Indian farmers reject new proposals, threaten to step up protests

Farmer unions in India reject the latest moves by the government to amend controversial new laws that have sparked protests.

Farmers have been protesting for more than two weeks against new laws that will deregulate crop pricing [Adnan Abidi/Reuters]

New Delhi, India – Indian farmer unions have rejected the latest proposal by the government to amend controversial new farm laws and have warned they will intensify their protests if their demands are not met.

The warning on Wednesday came just hours after the Bharatiya Janata Party (BJP) government sent a written proposal to farmer unions, laying out a series of amendments including written assurances for Minimum Support Price (MSP), one of the key demands of protesting farmers.

The other assurances from the government included the scrapping of the Electricity Amendment Bill opposed by farmers and allowing them to go to court in case of disputes.

India’s Agriculture Minister Narendra Singh Tomar also said in a tweet on Wednesday the Agricultural Produce Market Committee (APMC) Mandis – a government-regulated agriculture market system –  will not be dismantled.

But the farmers rejected the proposals outright and called them an “insult”.

“We have unanimously rejected the government’s proposal. It’s nowhere close to what we have been demanding. This is an insult to us,” farmer leader Jagmohan Singh told Al Jazeera over the phone from the Singhu border.

“Our demand is complete revocation of the three laws.
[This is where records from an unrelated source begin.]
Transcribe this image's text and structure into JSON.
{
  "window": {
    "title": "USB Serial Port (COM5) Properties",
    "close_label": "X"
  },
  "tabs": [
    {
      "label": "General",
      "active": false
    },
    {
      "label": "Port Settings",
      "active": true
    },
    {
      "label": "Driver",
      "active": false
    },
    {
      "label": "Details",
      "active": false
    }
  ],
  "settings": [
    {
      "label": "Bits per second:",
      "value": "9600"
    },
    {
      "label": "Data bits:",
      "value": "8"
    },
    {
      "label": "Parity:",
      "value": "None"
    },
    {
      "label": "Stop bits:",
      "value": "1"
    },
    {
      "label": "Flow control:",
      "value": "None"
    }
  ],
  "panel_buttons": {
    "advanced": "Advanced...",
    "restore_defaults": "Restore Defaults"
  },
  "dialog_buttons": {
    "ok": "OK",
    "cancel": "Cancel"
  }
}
We don’t want amendments,” he said.

Farmers say the three farm laws passed by Prime Minister Narendra Modi’s government, which deregulate crop pricing, will hurt their livelihoods and will only benefit large corporations.

The farmer unions have called for countrywide protests on Monday and have threatened to block the New Delhi-Jaipur and New Delhi-Agra highways on Saturday.
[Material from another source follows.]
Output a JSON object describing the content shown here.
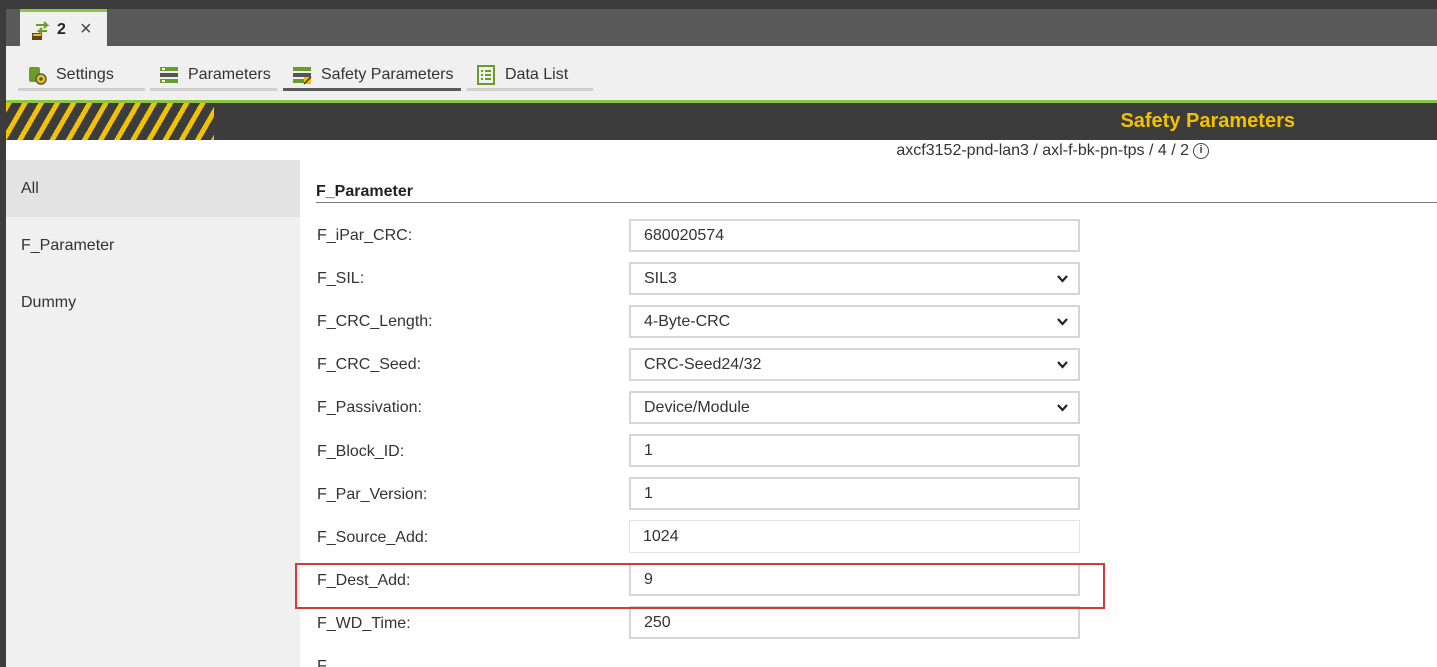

“If the government does not accept our demands, we will intensify our protest and will block more highways leading to the capital city,” Singh added.
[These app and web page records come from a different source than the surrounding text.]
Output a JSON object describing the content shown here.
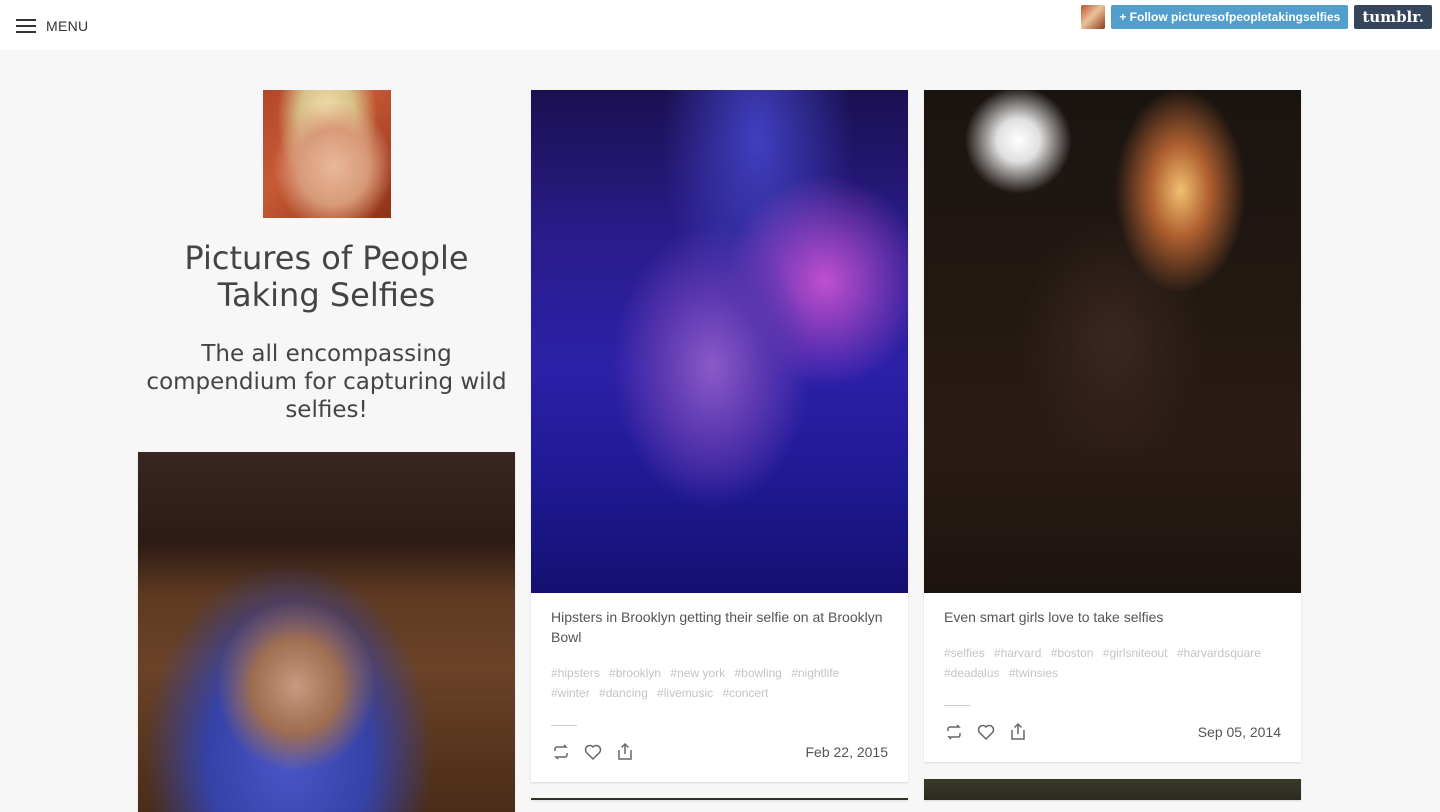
{
  "topbar": {
    "menu_label": "MENU",
    "follow_label": "+ Follow picturesofpeopletakingselfies",
    "tumblr_logo": "tumblr."
  },
  "sidebar": {
    "title": "Pictures of People Taking Selfies",
    "description": "The all encompassing compendium for capturing wild selfies!"
  },
  "posts": [
    {
      "caption": "Hipsters in Brooklyn getting their selfie on at Brooklyn Bowl",
      "tags": [
        "#hipsters",
        "#brooklyn",
        "#new york",
        "#bowling",
        "#nightlife",
        "#winter",
        "#dancing",
        "#livemusic",
        "#concert"
      ],
      "date": "Feb 22, 2015"
    },
    {
      "caption": "Even smart girls love to take selfies",
      "tags": [
        "#selfies",
        "#harvard",
        "#boston",
        "#girlsniteout",
        "#harvardsquare",
        "#deadalus",
        "#twinsies"
      ],
      "date": "Sep 05, 2014"
    }
  ],
  "icons": {
    "reblog": "reblog-icon",
    "like": "heart-icon",
    "share": "share-icon",
    "menu": "hamburger-icon"
  },
  "colors": {
    "follow_button": "#529ecc",
    "tumblr_logo_bg": "#35465c",
    "page_bg": "#f7f7f7",
    "tag_text": "#c4c4c4"
  }
}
‘Lost faith’

On Tuesday, the protesting farmers launched a nationwide general strike to demand the scrapping of the controversial farm laws.

Thousands of farmers, mostly from the state of Punjab and Haryana – known as India’s grain bowl – have blocked key highways linking New Delhi to neighbouring states for more than two weeks.

The leaders of the BJP, including Modi, have defended the laws, saying they will boost private investment in the agriculture sector and raise farm income.

Five opposition leaders belonging to different political parties met India’s President Ram Nath Kovind to discuss the issue on Wednesday.

They have lent their support to the farmers and said they told the president the laws should be revoked.

Opposition leader and former Congress President Rahul Gandhi told reporters after meeting Kovind that it had been unacceptable to pass the bills without any consultation with farmers or the opposition.

“The way these bills have been passed we see it as an insult to our farmers,” he said.

“The farmers have lost faith in the government and they believe that the government is not acting in their interests that is why [thousands] of them are on the streets.”

“We informed the president that it’s absolutely critical that these bills are taken back.”


Six rounds of talks have so far been held between the government and the farmer unions but the deadlock continues.

A group of farmers’ representatives met India’s Home Minister Amit Shah on Tuesday evening but that meeting also failed as the farmers stuck to their demands.

A meeting between farmer leaders and government ministers scheduled for Wednesday in New Delhi was cancelled by farmers.

A spokesperson for the BJP, Syed Zafar Islam, told Al Jazeera the talks are the only way to resolve the dispute.

“We have always worked for their welfare of the farmers and we will continue to work for their welfare,” he said.

“We appeal to the farmers to maintain calm and peace and this issue will definitely get resolved through discussion and talks.”

Source: Al Jazeera